I need some help in understanding the CFAI mock exam question below thank you.
Delport sells to another client 3,000 three-month equity call options with an exercise price of EUR 825. The underlying equity is priced at EUR 800 per share. Each call option has a premium of EUR 29.42 Delport hedges this position by buying 1,322 shares of the underlying equity. He calculates his net cash outlay to be EUR 969,340. Delport sets his performance benchmark as the net cash outlay continuously compounding at the risk-free rate of 2.25% (using days in period/365). Five days later, the price of the equity is EUR 815, and Delport calculates the new fair value of the call options to be EUR 35.30.
C. Determine the percentage difference between the hedged position’s value and Delport’s benchmark. Show your calculations.
Delport’s current hedged position consists of a long position in equities and a short position in call options. His net cash outlay equals: = (# of shares bought × price per share) – (# of call options sold × option premium) = 1,322 × 800 – (3,000 × 29.42) = $969,340 The value of Delport’s performance benchmark continuously compounded at 2.25%, for five days equals: = 969,340 × e(0.0225 × 5 / 365) = $969,638.82 The value of Delport’s long equity position in five days equals: = 1,322 × 815 = $1,077,430 _ The value of Delport’s short call option position in five days equals: = –3,000 × 35.30 = –$105,900 _ The value of Delport’s hedged position equals: = 1,077,430 – 105,900 = $971,530. Therefore, the percentage difference between the hedged position’s value and Delport’s performance benchmark equals: (971,530 – 969,638.82) / 969,638.82 = 0.195%

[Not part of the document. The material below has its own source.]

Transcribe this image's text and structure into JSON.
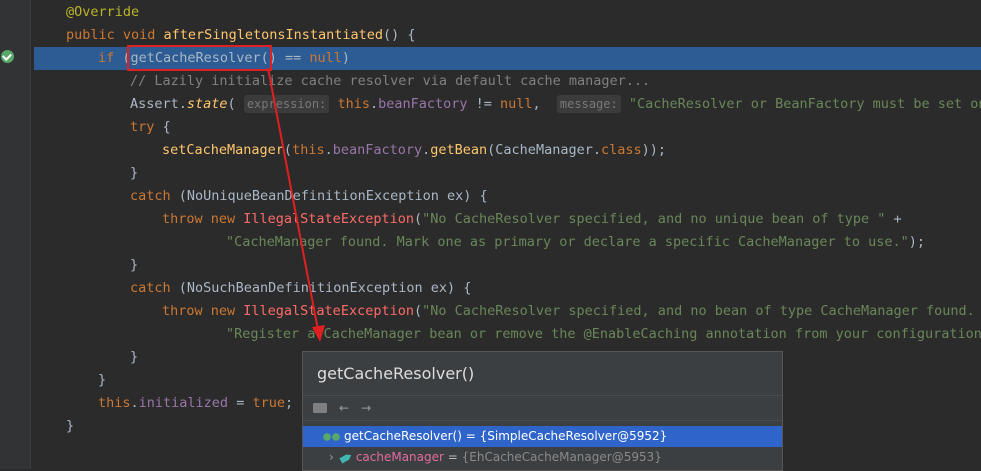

Regarding the underlined part, why is the call option premium subjected to revaluation when option premium value increased? Doesn’t the seller receive the call premium at the start? To me its realised gain. So why does the short call position revalue?